In 2010 Jon re-acquired his system. Having overhauled it completely, and greatly increased its size, he’s ready for business. His system is custom built, unique, and devastatingly good in a way that’s very hard to quantify. On the date of this article, Jon’s RC1 Sound System has 1,132 Facebook likes. That’s an awful lot of people, many of whom are big name DJs, who follow his movements and just want to know more.

Last May, Jon asked me to come along to a gig he was doing down in Bournemouth. He was putting a 16 box system in a nightclub called The Old Firestation for a night called Dub Optic.

It was at this point I realised how much he had moved the game on. For a start, when I had a 10 box M2 system, Jon had a 12 box RC1 system. The RC1s were already considerably louder and generally more capable. Yet here he was wandering around with a 16 box system. Here’s a picture of me in front of a stack.

Neil in front of 8 box RC1 stack

Bass at head height! The sound was incredible. Not just powerful, but so musical and such high quality. I left that night knowing I’d just got the bug again.

Which brings us in a long, rambling way back to the present. I’m very excited by sound and light engineering again. I’ve built up another small sound system and a much larger light and laser show designed to accompany the RC1s on their journey to stardom. I’ll blog about my light and sound separately. I’ll probably blog more about RC1 in the future too come to think about it!

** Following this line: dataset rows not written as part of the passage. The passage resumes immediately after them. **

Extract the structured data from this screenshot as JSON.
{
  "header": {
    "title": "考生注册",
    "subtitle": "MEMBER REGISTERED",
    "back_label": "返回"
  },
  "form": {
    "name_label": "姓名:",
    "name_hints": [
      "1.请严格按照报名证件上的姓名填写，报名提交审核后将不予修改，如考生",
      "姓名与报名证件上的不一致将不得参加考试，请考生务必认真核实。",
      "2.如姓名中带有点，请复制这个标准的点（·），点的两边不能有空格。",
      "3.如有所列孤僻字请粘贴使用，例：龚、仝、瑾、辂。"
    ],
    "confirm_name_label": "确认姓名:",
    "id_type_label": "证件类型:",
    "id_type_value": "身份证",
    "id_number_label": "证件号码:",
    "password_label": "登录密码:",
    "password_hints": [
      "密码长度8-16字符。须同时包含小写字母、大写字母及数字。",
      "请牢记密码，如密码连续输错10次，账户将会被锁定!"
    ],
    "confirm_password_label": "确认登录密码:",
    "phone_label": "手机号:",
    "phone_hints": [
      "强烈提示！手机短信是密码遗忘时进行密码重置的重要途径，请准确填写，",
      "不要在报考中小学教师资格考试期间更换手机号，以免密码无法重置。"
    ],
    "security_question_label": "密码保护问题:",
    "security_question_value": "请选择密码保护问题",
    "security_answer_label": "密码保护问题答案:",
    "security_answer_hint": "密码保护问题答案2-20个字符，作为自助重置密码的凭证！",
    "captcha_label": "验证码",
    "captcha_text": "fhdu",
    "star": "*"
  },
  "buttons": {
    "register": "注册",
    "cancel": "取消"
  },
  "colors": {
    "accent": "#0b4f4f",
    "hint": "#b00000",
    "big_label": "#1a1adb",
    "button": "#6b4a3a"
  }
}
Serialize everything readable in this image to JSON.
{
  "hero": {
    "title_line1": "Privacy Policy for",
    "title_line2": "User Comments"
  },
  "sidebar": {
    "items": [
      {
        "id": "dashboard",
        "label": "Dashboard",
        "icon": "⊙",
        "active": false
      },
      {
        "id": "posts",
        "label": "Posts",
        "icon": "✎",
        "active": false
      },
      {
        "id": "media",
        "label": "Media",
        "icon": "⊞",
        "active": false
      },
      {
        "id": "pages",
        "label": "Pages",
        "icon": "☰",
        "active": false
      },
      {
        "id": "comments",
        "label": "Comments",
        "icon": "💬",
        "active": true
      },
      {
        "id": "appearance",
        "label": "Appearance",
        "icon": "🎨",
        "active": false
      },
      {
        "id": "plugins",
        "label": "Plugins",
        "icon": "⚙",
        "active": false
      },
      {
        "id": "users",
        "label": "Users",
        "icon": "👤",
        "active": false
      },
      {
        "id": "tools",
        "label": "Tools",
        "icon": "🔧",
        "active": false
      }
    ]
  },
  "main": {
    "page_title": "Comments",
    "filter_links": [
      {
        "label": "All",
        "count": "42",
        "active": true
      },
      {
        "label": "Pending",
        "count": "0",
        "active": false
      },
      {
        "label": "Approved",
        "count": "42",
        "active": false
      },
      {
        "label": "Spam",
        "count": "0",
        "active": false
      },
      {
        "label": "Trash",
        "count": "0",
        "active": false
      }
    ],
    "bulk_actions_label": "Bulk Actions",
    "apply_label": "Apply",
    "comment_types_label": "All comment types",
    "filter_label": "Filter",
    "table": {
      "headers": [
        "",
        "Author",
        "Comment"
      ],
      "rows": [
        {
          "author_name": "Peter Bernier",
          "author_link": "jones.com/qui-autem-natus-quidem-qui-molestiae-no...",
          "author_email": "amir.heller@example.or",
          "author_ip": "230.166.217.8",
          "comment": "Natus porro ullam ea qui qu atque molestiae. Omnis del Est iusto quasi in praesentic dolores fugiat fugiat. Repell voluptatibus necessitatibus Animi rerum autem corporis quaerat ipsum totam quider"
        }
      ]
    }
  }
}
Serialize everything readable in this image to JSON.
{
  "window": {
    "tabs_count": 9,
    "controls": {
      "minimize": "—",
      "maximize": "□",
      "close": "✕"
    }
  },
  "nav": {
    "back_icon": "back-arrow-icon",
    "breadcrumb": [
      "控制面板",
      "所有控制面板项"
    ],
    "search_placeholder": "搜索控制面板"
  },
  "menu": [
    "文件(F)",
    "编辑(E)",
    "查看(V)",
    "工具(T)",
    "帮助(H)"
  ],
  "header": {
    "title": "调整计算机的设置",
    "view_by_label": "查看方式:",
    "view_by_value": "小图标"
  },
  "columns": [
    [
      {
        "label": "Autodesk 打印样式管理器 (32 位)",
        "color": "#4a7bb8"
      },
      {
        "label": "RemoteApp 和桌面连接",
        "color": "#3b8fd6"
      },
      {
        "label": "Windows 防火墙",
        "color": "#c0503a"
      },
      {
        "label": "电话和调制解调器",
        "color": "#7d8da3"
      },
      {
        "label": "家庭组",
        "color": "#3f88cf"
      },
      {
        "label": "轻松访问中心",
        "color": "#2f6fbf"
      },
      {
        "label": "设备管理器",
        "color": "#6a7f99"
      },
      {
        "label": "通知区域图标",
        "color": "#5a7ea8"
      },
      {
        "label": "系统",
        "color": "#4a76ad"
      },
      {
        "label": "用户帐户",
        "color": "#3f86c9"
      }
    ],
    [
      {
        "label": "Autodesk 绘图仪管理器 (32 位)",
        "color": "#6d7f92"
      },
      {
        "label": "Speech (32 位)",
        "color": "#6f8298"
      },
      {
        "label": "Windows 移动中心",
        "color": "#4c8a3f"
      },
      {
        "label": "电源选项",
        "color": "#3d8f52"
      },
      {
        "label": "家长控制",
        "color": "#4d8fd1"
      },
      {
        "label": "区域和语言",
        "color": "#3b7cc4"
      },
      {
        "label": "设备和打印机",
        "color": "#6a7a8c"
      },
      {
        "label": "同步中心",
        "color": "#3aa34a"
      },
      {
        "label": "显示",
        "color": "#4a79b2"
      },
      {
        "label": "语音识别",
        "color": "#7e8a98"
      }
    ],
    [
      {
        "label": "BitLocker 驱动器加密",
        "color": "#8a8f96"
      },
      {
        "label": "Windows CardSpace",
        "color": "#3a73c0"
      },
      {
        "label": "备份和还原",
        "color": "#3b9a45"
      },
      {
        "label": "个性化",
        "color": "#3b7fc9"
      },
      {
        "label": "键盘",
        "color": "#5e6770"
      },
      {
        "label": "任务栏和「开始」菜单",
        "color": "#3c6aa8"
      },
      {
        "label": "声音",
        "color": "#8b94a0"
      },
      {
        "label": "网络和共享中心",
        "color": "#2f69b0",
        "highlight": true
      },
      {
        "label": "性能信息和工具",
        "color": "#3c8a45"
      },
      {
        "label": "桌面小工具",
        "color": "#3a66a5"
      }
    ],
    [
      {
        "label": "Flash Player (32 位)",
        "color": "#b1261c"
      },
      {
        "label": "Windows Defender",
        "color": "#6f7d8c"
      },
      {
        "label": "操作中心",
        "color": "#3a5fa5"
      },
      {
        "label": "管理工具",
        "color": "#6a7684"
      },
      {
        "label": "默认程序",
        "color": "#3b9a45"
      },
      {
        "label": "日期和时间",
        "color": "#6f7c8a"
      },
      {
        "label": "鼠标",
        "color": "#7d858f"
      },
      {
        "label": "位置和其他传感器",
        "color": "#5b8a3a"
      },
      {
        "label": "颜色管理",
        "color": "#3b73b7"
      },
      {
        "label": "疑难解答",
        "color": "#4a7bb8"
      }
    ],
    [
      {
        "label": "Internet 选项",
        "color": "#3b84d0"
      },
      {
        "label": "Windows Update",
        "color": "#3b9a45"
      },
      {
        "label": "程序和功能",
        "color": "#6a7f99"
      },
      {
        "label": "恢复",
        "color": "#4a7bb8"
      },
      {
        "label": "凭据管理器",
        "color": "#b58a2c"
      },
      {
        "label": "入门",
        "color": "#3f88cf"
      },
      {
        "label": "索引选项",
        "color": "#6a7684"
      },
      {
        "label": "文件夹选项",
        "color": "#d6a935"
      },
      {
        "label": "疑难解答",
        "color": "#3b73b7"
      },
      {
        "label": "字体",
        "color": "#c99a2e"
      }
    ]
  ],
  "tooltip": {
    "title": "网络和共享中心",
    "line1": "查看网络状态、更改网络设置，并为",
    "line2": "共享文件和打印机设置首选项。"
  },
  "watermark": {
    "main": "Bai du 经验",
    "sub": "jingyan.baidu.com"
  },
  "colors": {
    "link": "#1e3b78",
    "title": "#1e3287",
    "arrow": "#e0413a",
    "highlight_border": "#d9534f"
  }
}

I’ll sign off though with a picture of Jon atop one of his 13 box speaker stacks at the London O2’s IndigO2 bar just before Christmas. That was quite the gig!

Jon on a 13 box RC1 stack